TM & EJ: Editioned exhibition and publishing project collapsing into one This is the Micromégas project. The innovative possibilities of the book are with the spatial qualities and the nonlinear aspect which visual artists are particularly good at. I’m intrigued by the term you often use, ‘visual publishing’, especially when I think about my previous question about the relationship between the visual and the textual. Can you define for me this term especially in relation to the traditional concept of the term publishing? EJ: I would define visual publishing as a stretched notion of publishing. If we go back to our definition of publishing as making something formally public, then I think some examples of children’s publishing can be seen as visual publishing. And in a sense it’s a multi sensory experience, reading children’s books. I would say it’s the expanded experience of the publication with the importance on the visual. Ed and Ellis are two alter-egos you have created which you have been called to action in various projects, and in various writings, can you tell me how these two alter egos came about? I ask about these partly out of curiosity and also as I see you have publications published by Ed and Ellis Productions. TM &EJ: Ed and Ellis came about shortly after we first met, in Manifesta1. Tracy had to go out to Tokyo and Edwin was in the Netherlands. At this time we weren’t using email correspondence, there was no Facebook, Twitter, etc. We had to communicate through fax machines. During the fax communication we decided to design a house as a vision of our shared future. We created two characters who would inhabit this house. These were Ellis Macmeisje (meisje – Dutch for girl) and Ed Venture (vent- Dutch for guy). This followed on to when we began making publications and we needed to invent a publisher’s name so we used the Ed and Ellis characters to produce the name Ed and Ellis Productions. In Tokyo these characters became real in the form of us, mainly because the Japanese had particular trouble with pronouncing our names Edwin Janssen and Tracy Mackenna. Ed and Ellis worked really well. Our logo for the girl and the boy come from drawing templates. Our publications in Tokyo worked really well in terms of the printed ephemera, and the culture of gift giving in Japan.

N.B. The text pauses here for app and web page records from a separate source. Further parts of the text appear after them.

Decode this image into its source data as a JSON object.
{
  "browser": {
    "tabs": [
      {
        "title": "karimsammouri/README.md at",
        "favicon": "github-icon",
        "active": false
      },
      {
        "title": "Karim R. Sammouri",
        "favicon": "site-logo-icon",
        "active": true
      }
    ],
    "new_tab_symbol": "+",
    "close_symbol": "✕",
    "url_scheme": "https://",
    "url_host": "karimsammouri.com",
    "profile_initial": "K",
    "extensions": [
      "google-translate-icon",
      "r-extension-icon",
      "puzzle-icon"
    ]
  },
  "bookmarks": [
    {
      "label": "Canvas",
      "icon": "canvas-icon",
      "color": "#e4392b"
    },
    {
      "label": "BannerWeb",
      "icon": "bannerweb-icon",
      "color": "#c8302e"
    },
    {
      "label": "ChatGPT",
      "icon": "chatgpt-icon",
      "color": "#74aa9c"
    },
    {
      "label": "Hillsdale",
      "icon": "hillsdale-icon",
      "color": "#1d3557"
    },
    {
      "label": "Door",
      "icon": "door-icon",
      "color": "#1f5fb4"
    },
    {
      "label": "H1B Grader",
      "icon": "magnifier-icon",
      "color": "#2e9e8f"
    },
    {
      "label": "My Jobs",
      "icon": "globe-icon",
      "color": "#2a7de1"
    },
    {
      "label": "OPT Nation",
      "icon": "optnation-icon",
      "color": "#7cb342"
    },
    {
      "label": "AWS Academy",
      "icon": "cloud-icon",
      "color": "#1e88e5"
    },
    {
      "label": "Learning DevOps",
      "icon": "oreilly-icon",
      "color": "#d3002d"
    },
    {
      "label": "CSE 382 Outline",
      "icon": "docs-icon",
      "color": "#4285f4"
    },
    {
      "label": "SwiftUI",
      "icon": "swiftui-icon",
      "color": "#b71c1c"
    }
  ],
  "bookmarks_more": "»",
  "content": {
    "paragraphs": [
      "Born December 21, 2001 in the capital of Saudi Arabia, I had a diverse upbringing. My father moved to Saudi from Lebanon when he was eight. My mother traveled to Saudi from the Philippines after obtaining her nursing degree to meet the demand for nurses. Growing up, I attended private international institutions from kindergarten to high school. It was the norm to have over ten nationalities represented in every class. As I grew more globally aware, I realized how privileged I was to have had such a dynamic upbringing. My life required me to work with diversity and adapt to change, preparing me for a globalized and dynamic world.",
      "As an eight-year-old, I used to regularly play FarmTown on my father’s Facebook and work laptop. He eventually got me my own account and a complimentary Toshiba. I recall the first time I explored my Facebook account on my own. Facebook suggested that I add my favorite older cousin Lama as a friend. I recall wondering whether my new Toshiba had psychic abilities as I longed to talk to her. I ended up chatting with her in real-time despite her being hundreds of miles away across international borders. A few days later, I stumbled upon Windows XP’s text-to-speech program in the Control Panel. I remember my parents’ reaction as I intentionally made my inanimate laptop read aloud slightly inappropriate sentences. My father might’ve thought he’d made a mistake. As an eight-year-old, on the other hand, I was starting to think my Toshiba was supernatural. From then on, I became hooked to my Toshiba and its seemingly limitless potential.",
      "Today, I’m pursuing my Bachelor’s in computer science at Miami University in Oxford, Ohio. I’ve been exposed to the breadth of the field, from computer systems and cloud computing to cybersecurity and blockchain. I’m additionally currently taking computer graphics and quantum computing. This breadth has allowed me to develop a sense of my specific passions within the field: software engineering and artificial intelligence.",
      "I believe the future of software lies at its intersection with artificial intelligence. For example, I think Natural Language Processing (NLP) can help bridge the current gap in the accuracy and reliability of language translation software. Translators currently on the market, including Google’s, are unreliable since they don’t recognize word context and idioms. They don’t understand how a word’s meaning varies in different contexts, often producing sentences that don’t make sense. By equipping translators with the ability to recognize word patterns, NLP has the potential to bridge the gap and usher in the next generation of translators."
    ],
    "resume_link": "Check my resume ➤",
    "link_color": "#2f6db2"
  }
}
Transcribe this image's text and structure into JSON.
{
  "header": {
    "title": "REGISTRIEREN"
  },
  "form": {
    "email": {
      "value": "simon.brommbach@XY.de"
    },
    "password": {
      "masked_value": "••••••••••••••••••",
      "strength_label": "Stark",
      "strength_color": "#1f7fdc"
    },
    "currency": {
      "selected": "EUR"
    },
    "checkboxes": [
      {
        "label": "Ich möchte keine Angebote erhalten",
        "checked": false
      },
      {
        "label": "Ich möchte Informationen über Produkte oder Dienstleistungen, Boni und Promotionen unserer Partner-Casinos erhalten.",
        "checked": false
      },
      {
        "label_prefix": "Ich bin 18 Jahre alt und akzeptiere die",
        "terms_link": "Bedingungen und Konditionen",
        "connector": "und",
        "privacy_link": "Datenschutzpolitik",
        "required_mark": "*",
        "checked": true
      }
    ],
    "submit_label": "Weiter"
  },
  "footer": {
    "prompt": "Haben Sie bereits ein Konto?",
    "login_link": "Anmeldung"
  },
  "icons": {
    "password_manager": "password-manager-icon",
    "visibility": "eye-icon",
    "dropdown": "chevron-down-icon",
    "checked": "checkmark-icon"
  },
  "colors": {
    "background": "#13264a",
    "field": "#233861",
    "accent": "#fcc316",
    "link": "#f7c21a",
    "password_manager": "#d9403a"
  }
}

This interview is part of Louisa Preston’s dissertation Publishing within Visual Culture: An Analysis of the Symbiotic Relationship between Publishing and Visual Culture and the Impact of Technology on Publishing Strategies and Activity. Submitted for her MLitt in Publishing Studies at the Stirling Centre for International Publishing and Communication, Division of Literature and Languages, School of Arts and Humanities, University of Stirling. August 2012 Š Louisa Preston / Tracy Mackenna & Edwin Janssen The person using www.mackenna-and-janssen.net may view, reproduce or store copies of this paper providing the information is only for their individual use, and is not used for commercial purposes. Any use of this paper, in whole or in part, must include the copyright notice above and www.mackenna-and-janssen.net


Profile for Tracy Mackenna & Edwin Janssen

Publishing within Visual Culture  

Interview by Louise Preston with artists Tracy Mackenna and Edwin Janssen about the role of publishing in their collaborative practice.

Publishing within Visual Culture  

Interview by Louise Preston with artists Tracy Mackenna and Edwin Janssen about the role of publishing in their collaborative practice.

Profile for tm_and_ej